Mondelez' external affairs manager Jake Hatton said "the vast majority of the revenue change is due to the factory closure, not sales revenue".

With the factory closure, the factory revenue is no longer counted in the New Zealand annual accounts, he said.

"There were a range of factors that impacted revenue last year including a number of one-time adjustments which included the factory closure, changes to customer inventory management, and the closure of the popular Cadbury World attraction, which was unfortunately out of our control," he said.

The New Zealand business continued to "perform strongly" and Mondelez was committed to investing in the New Zealand business and working closely" with thousands of local retail partners" to support growth.

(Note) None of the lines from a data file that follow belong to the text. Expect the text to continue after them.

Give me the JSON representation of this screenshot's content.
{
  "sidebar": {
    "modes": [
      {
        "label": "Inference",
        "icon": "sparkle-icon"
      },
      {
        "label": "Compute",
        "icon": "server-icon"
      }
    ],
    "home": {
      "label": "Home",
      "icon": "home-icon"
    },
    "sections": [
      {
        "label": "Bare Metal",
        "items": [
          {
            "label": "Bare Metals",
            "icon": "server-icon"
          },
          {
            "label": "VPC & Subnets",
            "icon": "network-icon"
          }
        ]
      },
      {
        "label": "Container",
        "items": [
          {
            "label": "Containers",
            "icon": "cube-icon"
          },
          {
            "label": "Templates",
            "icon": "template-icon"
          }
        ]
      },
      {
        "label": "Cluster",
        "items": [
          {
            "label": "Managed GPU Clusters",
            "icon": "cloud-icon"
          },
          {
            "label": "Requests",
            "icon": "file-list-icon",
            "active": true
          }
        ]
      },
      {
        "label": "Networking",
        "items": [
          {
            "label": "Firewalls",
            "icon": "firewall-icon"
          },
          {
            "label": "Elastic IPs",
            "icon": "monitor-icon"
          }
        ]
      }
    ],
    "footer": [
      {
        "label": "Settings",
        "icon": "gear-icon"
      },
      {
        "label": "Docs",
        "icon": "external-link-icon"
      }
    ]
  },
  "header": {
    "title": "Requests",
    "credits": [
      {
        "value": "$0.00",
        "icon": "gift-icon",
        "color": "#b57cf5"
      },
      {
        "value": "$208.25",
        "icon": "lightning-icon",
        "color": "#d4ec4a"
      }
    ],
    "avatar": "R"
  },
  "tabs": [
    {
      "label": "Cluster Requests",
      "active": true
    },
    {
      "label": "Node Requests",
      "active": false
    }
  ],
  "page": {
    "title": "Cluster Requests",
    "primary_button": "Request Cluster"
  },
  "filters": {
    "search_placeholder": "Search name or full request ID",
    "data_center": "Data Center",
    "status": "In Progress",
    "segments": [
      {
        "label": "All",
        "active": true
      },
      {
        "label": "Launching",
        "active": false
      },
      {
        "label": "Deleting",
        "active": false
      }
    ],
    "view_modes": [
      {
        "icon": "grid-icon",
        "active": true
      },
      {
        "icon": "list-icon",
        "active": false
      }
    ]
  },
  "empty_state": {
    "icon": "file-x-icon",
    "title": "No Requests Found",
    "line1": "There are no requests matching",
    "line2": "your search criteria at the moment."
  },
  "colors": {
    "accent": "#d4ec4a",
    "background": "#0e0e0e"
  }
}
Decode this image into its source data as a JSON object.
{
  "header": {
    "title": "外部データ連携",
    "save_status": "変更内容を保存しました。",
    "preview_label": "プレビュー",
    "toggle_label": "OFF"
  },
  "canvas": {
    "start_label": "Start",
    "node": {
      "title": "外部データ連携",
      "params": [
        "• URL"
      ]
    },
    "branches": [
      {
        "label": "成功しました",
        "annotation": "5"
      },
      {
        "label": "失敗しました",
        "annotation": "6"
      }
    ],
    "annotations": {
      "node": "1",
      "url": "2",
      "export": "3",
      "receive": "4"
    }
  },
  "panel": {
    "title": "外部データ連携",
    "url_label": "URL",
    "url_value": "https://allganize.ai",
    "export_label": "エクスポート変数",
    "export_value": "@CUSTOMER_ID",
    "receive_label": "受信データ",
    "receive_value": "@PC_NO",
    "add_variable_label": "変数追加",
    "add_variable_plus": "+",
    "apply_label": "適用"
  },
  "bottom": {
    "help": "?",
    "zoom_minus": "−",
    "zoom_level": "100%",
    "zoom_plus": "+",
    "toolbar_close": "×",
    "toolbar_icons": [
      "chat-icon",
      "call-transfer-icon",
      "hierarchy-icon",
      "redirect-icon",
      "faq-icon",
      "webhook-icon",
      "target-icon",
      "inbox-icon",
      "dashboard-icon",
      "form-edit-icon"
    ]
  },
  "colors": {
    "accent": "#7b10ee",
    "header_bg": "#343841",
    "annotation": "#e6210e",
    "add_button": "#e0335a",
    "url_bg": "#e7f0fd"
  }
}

The report noted that property, plant and equipment sold to other Mondelez subsidiaries during the year for a total $7.35 million, against no plant sales the previous year.

The "restructuring provision" for 2018 was $12.58 million, while in 2017 the post-employment benefits, including severance payments, was $18.34 million.

It appears post-employment benefits, including severance payments, totalled $19.51, with $1.18 million booked in 2017.

Employee remuneration in New Zealand fell from $35.8 million in 2017 to $13.6 million in
2018.